● Data to use

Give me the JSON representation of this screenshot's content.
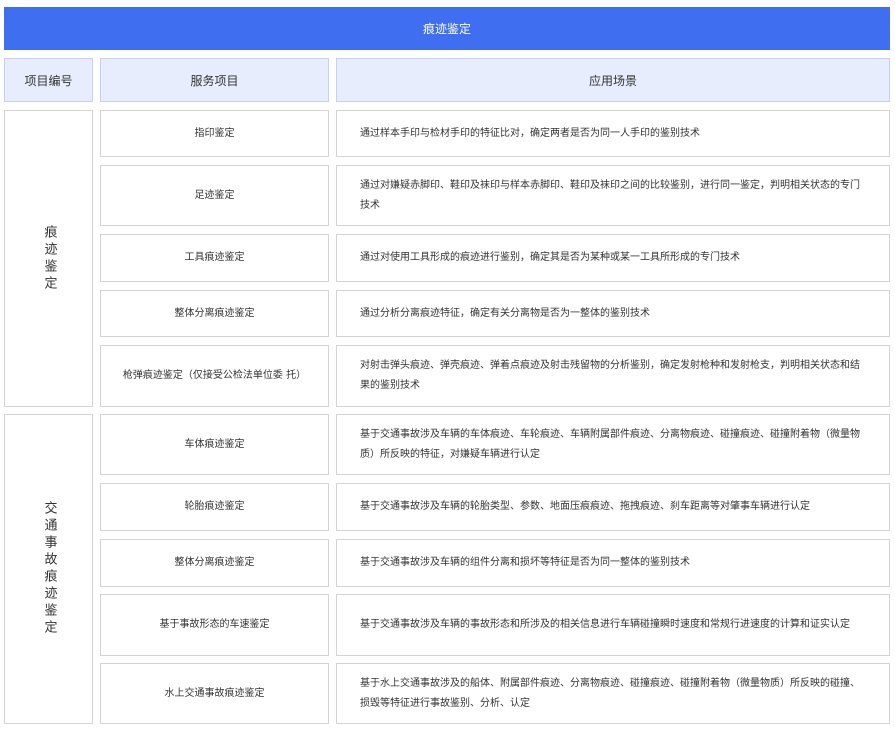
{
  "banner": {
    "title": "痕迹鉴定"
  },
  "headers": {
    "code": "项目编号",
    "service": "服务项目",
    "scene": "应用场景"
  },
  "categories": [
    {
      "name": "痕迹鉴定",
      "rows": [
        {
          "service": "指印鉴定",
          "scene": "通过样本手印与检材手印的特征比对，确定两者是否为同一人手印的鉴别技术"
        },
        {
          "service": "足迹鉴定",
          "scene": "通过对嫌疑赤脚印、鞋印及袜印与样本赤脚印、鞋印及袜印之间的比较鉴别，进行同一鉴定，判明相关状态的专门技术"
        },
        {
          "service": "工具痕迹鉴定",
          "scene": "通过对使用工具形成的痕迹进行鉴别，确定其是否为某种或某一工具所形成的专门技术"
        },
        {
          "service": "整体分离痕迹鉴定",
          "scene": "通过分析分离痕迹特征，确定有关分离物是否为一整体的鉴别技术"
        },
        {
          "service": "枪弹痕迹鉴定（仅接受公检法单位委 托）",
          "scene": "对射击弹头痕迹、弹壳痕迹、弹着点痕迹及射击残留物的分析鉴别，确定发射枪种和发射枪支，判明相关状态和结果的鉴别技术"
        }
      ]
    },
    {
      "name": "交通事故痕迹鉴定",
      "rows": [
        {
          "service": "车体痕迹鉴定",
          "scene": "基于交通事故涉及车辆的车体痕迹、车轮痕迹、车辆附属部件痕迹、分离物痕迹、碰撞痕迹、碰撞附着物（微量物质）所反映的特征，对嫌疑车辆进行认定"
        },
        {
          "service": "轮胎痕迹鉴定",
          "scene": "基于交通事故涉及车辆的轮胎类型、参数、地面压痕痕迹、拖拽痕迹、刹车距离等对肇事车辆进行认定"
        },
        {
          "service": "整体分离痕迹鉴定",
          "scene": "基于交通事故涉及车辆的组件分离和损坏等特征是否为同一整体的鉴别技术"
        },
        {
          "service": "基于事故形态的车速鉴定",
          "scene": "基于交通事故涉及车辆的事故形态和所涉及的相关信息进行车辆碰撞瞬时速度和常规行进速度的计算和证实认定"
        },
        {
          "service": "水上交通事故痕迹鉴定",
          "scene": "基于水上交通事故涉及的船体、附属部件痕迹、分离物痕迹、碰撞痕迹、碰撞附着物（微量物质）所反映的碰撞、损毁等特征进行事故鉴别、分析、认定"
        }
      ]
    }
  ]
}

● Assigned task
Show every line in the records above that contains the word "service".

● Solution to this problem
    "service": "服务项目",
          "service": "指印鉴定",
          "service": "足迹鉴定",
          "service": "工具痕迹鉴定",
          "service": "整体分离痕迹鉴定",
          "service": "枪弹痕迹鉴定（仅接受公检法单位委 托）",
          "service": "车体痕迹鉴定",
          "service": "轮胎痕迹鉴定",
          "service": "整体分离痕迹鉴定",
          "service": "基于事故形态的车速鉴定",
          "service": "水上交通事故痕迹鉴定",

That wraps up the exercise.